Data extracted from a collection

※ ※ ※

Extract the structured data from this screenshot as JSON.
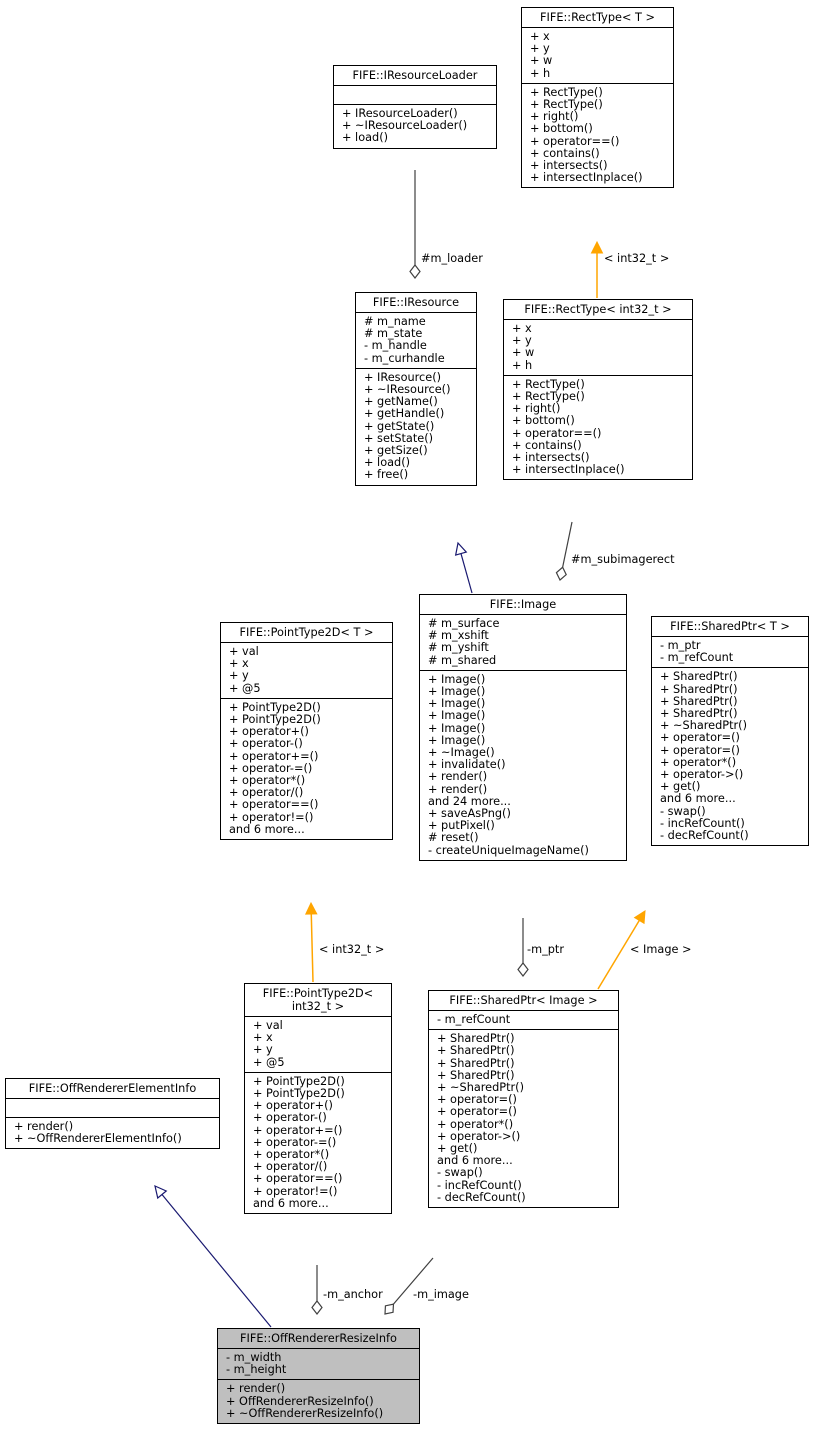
{
  "diagram": {
    "type": "uml-class-collaboration",
    "colors": {
      "inheritance": "#191970",
      "template": "#ffa500",
      "aggregation": "#404040",
      "focus_fill": "#bfbfbf",
      "node_fill": "#ffffff"
    },
    "nodes": {
      "recttype_t": {
        "title": "FIFE::RectType< T >",
        "attributes": [
          "+ x",
          "+ y",
          "+ w",
          "+ h"
        ],
        "methods": [
          "+ RectType()",
          "+ RectType()",
          "+ right()",
          "+ bottom()",
          "+ operator==()",
          "+ contains()",
          "+ intersects()",
          "+ intersectInplace()"
        ]
      },
      "iresourceloader": {
        "title": "FIFE::IResourceLoader",
        "attributes": [],
        "methods": [
          "+ IResourceLoader()",
          "+ ~IResourceLoader()",
          "+ load()"
        ]
      },
      "iresource": {
        "title": "FIFE::IResource",
        "attributes": [
          "# m_name",
          "# m_state",
          "- m_handle",
          "- m_curhandle"
        ],
        "methods": [
          "+ IResource()",
          "+ ~IResource()",
          "+ getName()",
          "+ getHandle()",
          "+ getState()",
          "+ setState()",
          "+ getSize()",
          "+ load()",
          "+ free()"
        ]
      },
      "recttype_int32": {
        "title": "FIFE::RectType< int32_t >",
        "attributes": [
          "+ x",
          "+ y",
          "+ w",
          "+ h"
        ],
        "methods": [
          "+ RectType()",
          "+ RectType()",
          "+ right()",
          "+ bottom()",
          "+ operator==()",
          "+ contains()",
          "+ intersects()",
          "+ intersectInplace()"
        ]
      },
      "image": {
        "title": "FIFE::Image",
        "attributes": [
          "# m_surface",
          "# m_xshift",
          "# m_yshift",
          "# m_shared"
        ],
        "methods": [
          "+ Image()",
          "+ Image()",
          "+ Image()",
          "+ Image()",
          "+ Image()",
          "+ Image()",
          "+ ~Image()",
          "+ invalidate()",
          "+ render()",
          "+ render()",
          "and 24 more...",
          "+ saveAsPng()",
          "+ putPixel()",
          "# reset()",
          "- createUniqueImageName()"
        ]
      },
      "pointtype2d_t": {
        "title": "FIFE::PointType2D< T >",
        "attributes": [
          "+ val",
          "+ x",
          "+ y",
          "+ @5"
        ],
        "methods": [
          "+ PointType2D()",
          "+ PointType2D()",
          "+ operator+()",
          "+ operator-()",
          "+ operator+=()",
          "+ operator-=()",
          "+ operator*()",
          "+ operator/()",
          "+ operator==()",
          "+ operator!=()",
          "and 6 more..."
        ]
      },
      "sharedptr_t": {
        "title": "FIFE::SharedPtr< T >",
        "attributes": [
          "- m_ptr",
          "- m_refCount"
        ],
        "methods": [
          "+ SharedPtr()",
          "+ SharedPtr()",
          "+ SharedPtr()",
          "+ SharedPtr()",
          "+ ~SharedPtr()",
          "+ operator=()",
          "+ operator=()",
          "+ operator*()",
          "+ operator->()",
          "+ get()",
          "and 6 more...",
          "- swap()",
          "- incRefCount()",
          "- decRefCount()"
        ]
      },
      "pointtype2d_int32": {
        "title": "FIFE::PointType2D<\nint32_t >",
        "attributes": [
          "+ val",
          "+ x",
          "+ y",
          "+ @5"
        ],
        "methods": [
          "+ PointType2D()",
          "+ PointType2D()",
          "+ operator+()",
          "+ operator-()",
          "+ operator+=()",
          "+ operator-=()",
          "+ operator*()",
          "+ operator/()",
          "+ operator==()",
          "+ operator!=()",
          "and 6 more..."
        ]
      },
      "sharedptr_image": {
        "title": "FIFE::SharedPtr< Image >",
        "attributes": [
          "- m_refCount"
        ],
        "methods": [
          "+ SharedPtr()",
          "+ SharedPtr()",
          "+ SharedPtr()",
          "+ SharedPtr()",
          "+ ~SharedPtr()",
          "+ operator=()",
          "+ operator=()",
          "+ operator*()",
          "+ operator->()",
          "+ get()",
          "and 6 more...",
          "- swap()",
          "- incRefCount()",
          "- decRefCount()"
        ]
      },
      "offrendererelementinfo": {
        "title": "FIFE::OffRendererElementInfo",
        "attributes": [],
        "methods": [
          "+ render()",
          "+ ~OffRendererElementInfo()"
        ]
      },
      "offrendererresizeinfo": {
        "title": "FIFE::OffRendererResizeInfo",
        "attributes": [
          "- m_width",
          "- m_height"
        ],
        "methods": [
          "+ render()",
          "+ OffRendererResizeInfo()",
          "+ ~OffRendererResizeInfo()"
        ],
        "focus": true
      }
    },
    "edges": [
      {
        "from": "recttype_int32",
        "to": "recttype_t",
        "kind": "template",
        "label": "< int32_t >"
      },
      {
        "from": "iresource",
        "to": "iresourceloader",
        "kind": "aggregation",
        "label": "#m_loader"
      },
      {
        "from": "image",
        "to": "iresource",
        "kind": "inheritance",
        "label": ""
      },
      {
        "from": "image",
        "to": "recttype_int32",
        "kind": "aggregation",
        "label": "#m_subimagerect"
      },
      {
        "from": "pointtype2d_int32",
        "to": "pointtype2d_t",
        "kind": "template",
        "label": "< int32_t >"
      },
      {
        "from": "sharedptr_image",
        "to": "image",
        "kind": "aggregation",
        "label": "-m_ptr"
      },
      {
        "from": "sharedptr_image",
        "to": "sharedptr_t",
        "kind": "template",
        "label": "< Image >"
      },
      {
        "from": "offrendererresizeinfo",
        "to": "offrendererelementinfo",
        "kind": "inheritance",
        "label": ""
      },
      {
        "from": "offrendererresizeinfo",
        "to": "pointtype2d_int32",
        "kind": "aggregation",
        "label": "-m_anchor"
      },
      {
        "from": "offrendererresizeinfo",
        "to": "sharedptr_image",
        "kind": "aggregation",
        "label": "-m_image"
      }
    ]
  }
}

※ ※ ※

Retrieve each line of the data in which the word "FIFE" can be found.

        "title": "FIFE::RectType< T >",
        "title": "FIFE::IResourceLoader",
        "title": "FIFE::IResource",
        "title": "FIFE::RectType< int32_t >",
        "title": "FIFE::Image",
        "title": "FIFE::PointType2D< T >",
        "title": "FIFE::SharedPtr< T >",
        "title": "FIFE::PointType2D<\nint32_t >",
        "title": "FIFE::SharedPtr< Image >",
        "title": "FIFE::OffRendererElementInfo",
        "title": "FIFE::OffRendererResizeInfo",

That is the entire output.